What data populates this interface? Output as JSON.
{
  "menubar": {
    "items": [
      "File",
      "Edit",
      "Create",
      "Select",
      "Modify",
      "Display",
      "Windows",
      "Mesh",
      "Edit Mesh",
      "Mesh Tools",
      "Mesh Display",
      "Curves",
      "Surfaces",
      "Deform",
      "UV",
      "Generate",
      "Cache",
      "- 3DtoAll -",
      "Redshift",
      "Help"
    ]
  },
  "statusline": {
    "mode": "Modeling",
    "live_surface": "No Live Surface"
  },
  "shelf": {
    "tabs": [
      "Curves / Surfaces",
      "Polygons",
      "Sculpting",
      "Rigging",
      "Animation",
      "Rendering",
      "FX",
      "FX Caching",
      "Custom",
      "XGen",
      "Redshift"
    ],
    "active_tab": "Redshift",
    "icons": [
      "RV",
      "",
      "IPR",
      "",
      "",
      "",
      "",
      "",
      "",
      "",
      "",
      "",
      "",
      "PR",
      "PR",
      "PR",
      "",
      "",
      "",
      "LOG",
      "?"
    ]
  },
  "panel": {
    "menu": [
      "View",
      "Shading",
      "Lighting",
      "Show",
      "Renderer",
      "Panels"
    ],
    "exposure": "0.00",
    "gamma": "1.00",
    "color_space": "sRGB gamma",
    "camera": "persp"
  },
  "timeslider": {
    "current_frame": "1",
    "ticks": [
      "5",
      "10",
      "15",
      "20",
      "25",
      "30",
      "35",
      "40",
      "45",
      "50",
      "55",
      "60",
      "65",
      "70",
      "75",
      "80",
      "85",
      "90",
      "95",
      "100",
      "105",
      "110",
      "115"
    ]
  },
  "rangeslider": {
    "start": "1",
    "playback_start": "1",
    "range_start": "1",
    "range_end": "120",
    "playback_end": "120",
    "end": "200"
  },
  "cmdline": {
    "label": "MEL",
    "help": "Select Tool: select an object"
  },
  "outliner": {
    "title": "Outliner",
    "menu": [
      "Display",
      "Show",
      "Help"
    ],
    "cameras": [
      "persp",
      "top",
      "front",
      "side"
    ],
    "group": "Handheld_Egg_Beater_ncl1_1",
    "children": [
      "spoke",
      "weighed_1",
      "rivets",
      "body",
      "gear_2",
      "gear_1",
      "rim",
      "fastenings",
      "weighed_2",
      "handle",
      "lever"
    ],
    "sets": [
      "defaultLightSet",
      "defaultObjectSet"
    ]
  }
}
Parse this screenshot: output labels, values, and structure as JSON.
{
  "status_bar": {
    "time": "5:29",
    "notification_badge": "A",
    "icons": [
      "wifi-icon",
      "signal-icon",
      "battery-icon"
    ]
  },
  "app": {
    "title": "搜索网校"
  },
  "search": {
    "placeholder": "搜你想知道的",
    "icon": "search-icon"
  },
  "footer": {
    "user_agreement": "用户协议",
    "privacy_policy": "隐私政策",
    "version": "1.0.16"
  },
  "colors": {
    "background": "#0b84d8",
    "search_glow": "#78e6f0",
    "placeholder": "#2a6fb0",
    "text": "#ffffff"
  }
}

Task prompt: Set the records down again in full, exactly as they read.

Result:
What data populates this interface? Output as JSON.
{
  "menubar": {
    "items": [
      "File",
      "Edit",
      "Create",
      "Select",
      "Modify",
      "Display",
      "Windows",
      "Mesh",
      "Edit Mesh",
      "Mesh Tools",
      "Mesh Display",
      "Curves",
      "Surfaces",
      "Deform",
      "UV",
      "Generate",
      "Cache",
      "- 3DtoAll -",
      "Redshift",
      "Help"
    ]
  },
  "statusline": {
    "mode": "Modeling",
    "live_surface": "No Live Surface"
  },
  "shelf": {
    "tabs": [
      "Curves / Surfaces",
      "Polygons",
      "Sculpting",
      "Rigging",
      "Animation",
      "Rendering",
      "FX",
      "FX Caching",
      "Custom",
      "XGen",
      "Redshift"
    ],
    "active_tab": "Redshift",
    "icons": [
      "RV",
      "",
      "IPR",
      "",
      "",
      "",
      "",
      "",
      "",
      "",
      "",
      "",
      "",
      "PR",
      "PR",
      "PR",
      "",
      "",
      "",
      "LOG",
      "?"
    ]
  },
  "panel": {
    "menu": [
      "View",
      "Shading",
      "Lighting",
      "Show",
      "Renderer",
      "Panels"
    ],
    "exposure": "0.00",
    "gamma": "1.00",
    "color_space": "sRGB gamma",
    "camera": "persp"
  },
  "timeslider": {
    "current_frame": "1",
    "ticks": [
      "5",
      "10",
      "15",
      "20",
      "25",
      "30",
      "35",
      "40",
      "45",
      "50",
      "55",
      "60",
      "65",
      "70",
      "75",
      "80",
      "85",
      "90",
      "95",
      "100",
      "105",
      "110",
      "115"
    ]
  },
  "rangeslider": {
    "start": "1",
    "playback_start": "1",
    "range_start": "1",
    "range_end": "120",
    "playback_end": "120",
    "end": "200"
  },
  "cmdline": {
    "label": "MEL",
    "help": "Select Tool: select an object"
  },
  "outliner": {
    "title": "Outliner",
    "menu": [
      "Display",
      "Show",
      "Help"
    ],
    "cameras": [
      "persp",
      "top",
      "front",
      "side"
    ],
    "group": "Handheld_Egg_Beater_ncl1_1",
    "children": [
      "spoke",
      "weighed_1",
      "rivets",
      "body",
      "gear_2",
      "gear_1",
      "rim",
      "fastenings",
      "weighed_2",
      "handle",
      "lever"
    ],
    "sets": [
      "defaultLightSet",
      "defaultObjectSet"
    ]
  }
}
Parse this screenshot: output labels, values, and structure as JSON.
{
  "status_bar": {
    "time": "5:29",
    "notification_badge": "A",
    "icons": [
      "wifi-icon",
      "signal-icon",
      "battery-icon"
    ]
  },
  "app": {
    "title": "搜索网校"
  },
  "search": {
    "placeholder": "搜你想知道的",
    "icon": "search-icon"
  },
  "footer": {
    "user_agreement": "用户协议",
    "privacy_policy": "隐私政策",
    "version": "1.0.16"
  },
  "colors": {
    "background": "#0b84d8",
    "search_glow": "#78e6f0",
    "placeholder": "#2a6fb0",
    "text": "#ffffff"
  }
}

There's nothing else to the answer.